Fluenz Tetra, a nasal spray influenza vaccine, is used in the UK to protect children in the UK from the seasonal virus. This flu season marks the first time all children aged two to 10 are eligible to receive the vaccine.
However, there are now doubts about whether everyone eligible to receive the vaccine will be able to get it before the flu season gets underway.
The concern stems from the need to repeat some routine tests on the vaccines before they are shipped for use in the UK. The extra testing at AstraZeneca is unrelated to the safety and efficacy of the product, according to UK authorities.
Given the potential shortfall in supply, UK health authorities have asked doctors to prioritize children with underlying health conditions and preschoolers.
Health officials in Scotland expect to receive supplies of the vaccine, via UK-wide procurement body Public Health England (PHE), next month. PHE has warned that school-age children without underlying health conditions may need to wait until later in November to get vaccinated.
In August, PHE said it expected to start accepting Fluenz Tetra orders from schools in early October and from doctors in the middle of the month – putting Fluenz Tetra orders around a month behind those of Sanofi’s quadrivalent vaccine, which is used in older patients.
The shipment delay means the UK’s newly expanded vaccination program will make a stuttering start, potentially denting hopes of hitting its immunization targets. Authorities aim to vaccinate 50% of kids aged two to three years old and at least 65% of primary school aged children.
In the 2018 to 2019 flu season, 44.9% of children aged two and three years old received the flu vaccine, an increase of almost one percentage point over the previous period.
The vaccination rate in school-age children was 60.8%. Uptake was highest among the youngest kids in that cohort and fell away to 56.5% among the oldest, who were covered by the vaccination scheme for the first time last year. A government report said the expansion of the program “presented new challenges.”
While this year schools and doctors may struggle to access Fluenz Tetra early in the flu season, they typically buy more than they need.

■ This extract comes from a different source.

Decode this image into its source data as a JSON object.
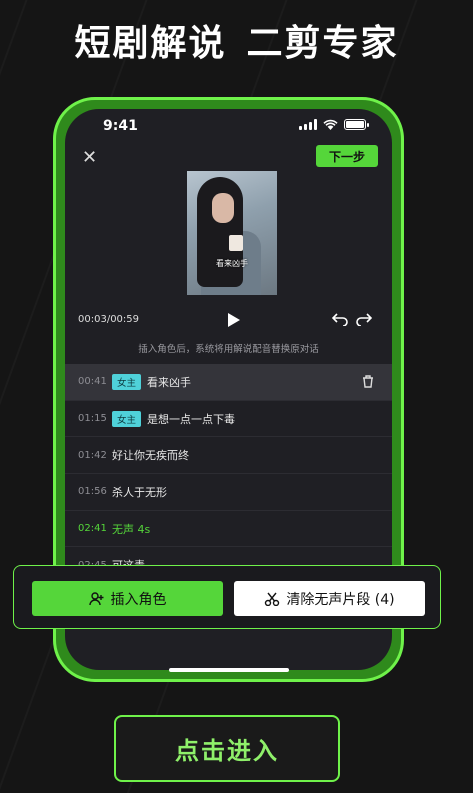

Last flu season, around 10% – 350,000 doses – of ordered flu vaccines went unused. However, the rate of unused vaccines has come down from 20% in the 2015 to 2016 flu season.